Annuities used to be what you lived on when you retired. People worked until they retired and for those people who had built up a pension pot, the pension provider then took all the money that had built up, and in return provided an annuity, which provided a guaranteed income for life. The actual income paid would depend on the annuity rate being offered, which itself largely depended on the yield on government bonds or “gilts” at the time the annuity was arranged.
The larger your pension pot, the larger the annuity and hence your retirement income might be. But things were complicated by the fact that annuity rates could go up and down. If high gilt yields dictated a high annuity when you retired, you might be very pleased with the pension income yours provided. If they were low, you might be more than a little resentful, but there was very little that you could do about it.
The income provided by a basic or ‘level’ Annuity is fixed when it is set up. This can cause another problem. The income which seems so generous on the day you collect your gold watch can seem pitifully small after 30 years of inflation push up the cost of living
Annuities fell rapidly out of favour after the Government abolished the obligation to buy one when pension freedoms were introduced in April 2015.
These reforms left you free to take cash from your pension from age 55 in the way that suited you. As a result, many people now prefer to leave their money invested which hopefully may continue to grow in value. They then draw down the money they need as they need it, in a process known, logically enough, as drawdown.
But there might still be a case for annuities, and the case may be getting stronger.
Why choose an annuity?
Drawdown can and does work well for many people. With a large enough pension pot, and a cautious approach to spending, it may be possible to live purely on the income generated by your pension savings.
With luck and good investment, you could actually see your pension pot continue to grow.
But there are no guarantees, and rising inflation and potentially the cost of care to consider it is possible to run out of money – particularly if you find that you are living rather longer than you had anticipated.
There is another worry with drawdown. It also exposes you to stock market volatility, and the potential for a pension destroying crash if your investments are not very carefully arranged.
With an annuity, there are no such risks.
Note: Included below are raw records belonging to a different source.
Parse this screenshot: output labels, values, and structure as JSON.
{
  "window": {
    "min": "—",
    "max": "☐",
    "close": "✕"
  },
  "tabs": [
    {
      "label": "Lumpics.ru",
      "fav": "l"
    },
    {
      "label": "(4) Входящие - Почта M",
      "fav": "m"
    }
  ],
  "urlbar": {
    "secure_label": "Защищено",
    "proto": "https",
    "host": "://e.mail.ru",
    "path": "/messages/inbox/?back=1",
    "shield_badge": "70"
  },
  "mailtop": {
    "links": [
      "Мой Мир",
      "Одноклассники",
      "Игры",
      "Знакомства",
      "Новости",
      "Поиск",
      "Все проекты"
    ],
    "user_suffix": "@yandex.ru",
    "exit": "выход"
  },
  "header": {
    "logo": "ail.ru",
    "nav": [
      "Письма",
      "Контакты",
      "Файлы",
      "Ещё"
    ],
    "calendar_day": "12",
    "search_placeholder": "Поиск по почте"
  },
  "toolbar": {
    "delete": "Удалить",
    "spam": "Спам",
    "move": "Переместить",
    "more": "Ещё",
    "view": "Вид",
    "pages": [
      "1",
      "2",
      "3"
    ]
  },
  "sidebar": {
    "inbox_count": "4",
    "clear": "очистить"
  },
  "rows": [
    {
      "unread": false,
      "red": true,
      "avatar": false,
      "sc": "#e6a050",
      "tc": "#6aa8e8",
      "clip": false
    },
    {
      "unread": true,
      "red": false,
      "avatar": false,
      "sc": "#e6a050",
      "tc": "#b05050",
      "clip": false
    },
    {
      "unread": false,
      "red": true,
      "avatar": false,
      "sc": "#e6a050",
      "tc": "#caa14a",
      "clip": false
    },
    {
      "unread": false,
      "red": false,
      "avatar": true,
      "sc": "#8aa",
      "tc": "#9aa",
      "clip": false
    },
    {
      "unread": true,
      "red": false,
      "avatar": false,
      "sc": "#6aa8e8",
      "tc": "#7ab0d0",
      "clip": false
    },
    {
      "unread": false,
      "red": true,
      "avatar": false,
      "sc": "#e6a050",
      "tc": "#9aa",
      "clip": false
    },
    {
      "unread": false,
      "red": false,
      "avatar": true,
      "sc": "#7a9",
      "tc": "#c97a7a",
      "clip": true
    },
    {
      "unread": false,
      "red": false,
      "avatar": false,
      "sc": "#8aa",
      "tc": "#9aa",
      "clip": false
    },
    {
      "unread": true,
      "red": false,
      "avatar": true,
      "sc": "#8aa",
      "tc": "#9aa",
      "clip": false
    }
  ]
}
The annuity income will continue to roll in for as long as you live.
There are also alternatives to the basic annuity.
The level annuity pays out the same fixed of income for the rest of your days. This means zero protection against inflation. An “inflation-linked annuity” starts off with a much smaller income but keeps increasing over time. However, the starting income for an annuity that increases by 3% each year could be up to a third lower when compared to a level annuity payment option. Many people prefer not to have to wait and choose level annuities simply because they pay out more cash from the beginning.
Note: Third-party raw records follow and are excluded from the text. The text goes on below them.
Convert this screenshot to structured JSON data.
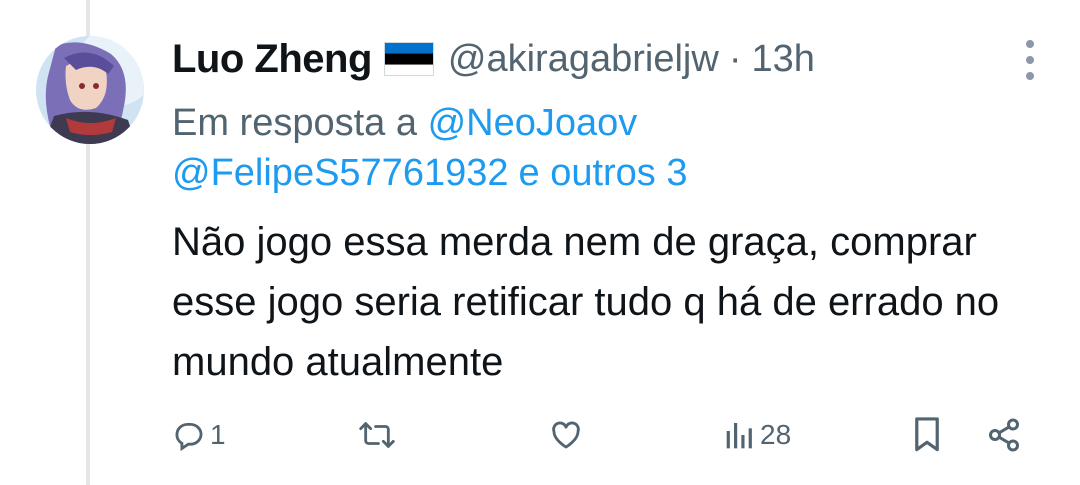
{
  "tweet": {
    "author_name": "Luo Zheng",
    "handle": "@akiragabrieljw",
    "separator": "·",
    "time": "13h",
    "reply_prefix": "Em resposta a",
    "mention_primary": "@NeoJoaov",
    "mention_secondary": "@FelipeS57761932",
    "others_text": "e outros 3",
    "body": "Não jogo essa merda nem de graça, comprar esse jogo seria retificar tudo q há de errado no mundo atualmente",
    "flag": "estonia-flag"
  },
  "actions": {
    "reply_count": "1",
    "retweet_count": "",
    "like_count": "",
    "view_count": "28"
  },
  "colors": {
    "link": "#1d9bf0",
    "muted": "#536471",
    "text": "#0f1419",
    "thread_line": "#e6e6e6"
  }
}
A joint annuity can go on providing for a spouse after the original policyholder dies. This is a better choice for many couples where one partner does not have a pension of their own – although again there will be a reduced monthly payment.
What is happening now?
For several years, annuity rates have been so dire that many pensioners would not live long enough to get the value of their pension pot back in income.
In the aftermath of the financial crisis, a 65 year old with £100,000 of pension savings might get level annuity income of just £4,500 or so a year, and even less if they needed it to grow with inflation.
Now, with rising interest rates, annuity rates are starting to lift off from their rock bottom lows, and providers say demand for annuities is starting to recover.
However, many approaching pension time remain suspicious. Annuities may offer security, but they might still be a better deal for providers than for pensioners. Those in poor health risk getting the worst deal of all if they die shortly after taking out their annuity plan.
What should you do?
You could leave some of your pension pot invested via drawdown, allowing it to grow, and use the rest to buy an annuity to provide a secure lifetime income.
So, should you face your future with drawdown, or should you look at the potentially greater security of an annuity? Any decision will come down to your personal circumstances, and attitude to risk. A call to us at Continuum for some expert advice could help you find the answers that are right for you.
The information contained in this article is based on the opinion of Continuum and does not constitute financial advice or a recommendation to suitable retirement strategy, you should seek independent financial advice before embarking on any course of action.
Accessing pension benefits early is not suitable for everyone and may impact on the level of income in retirement also may affect your entitlement to certain means tested benefits.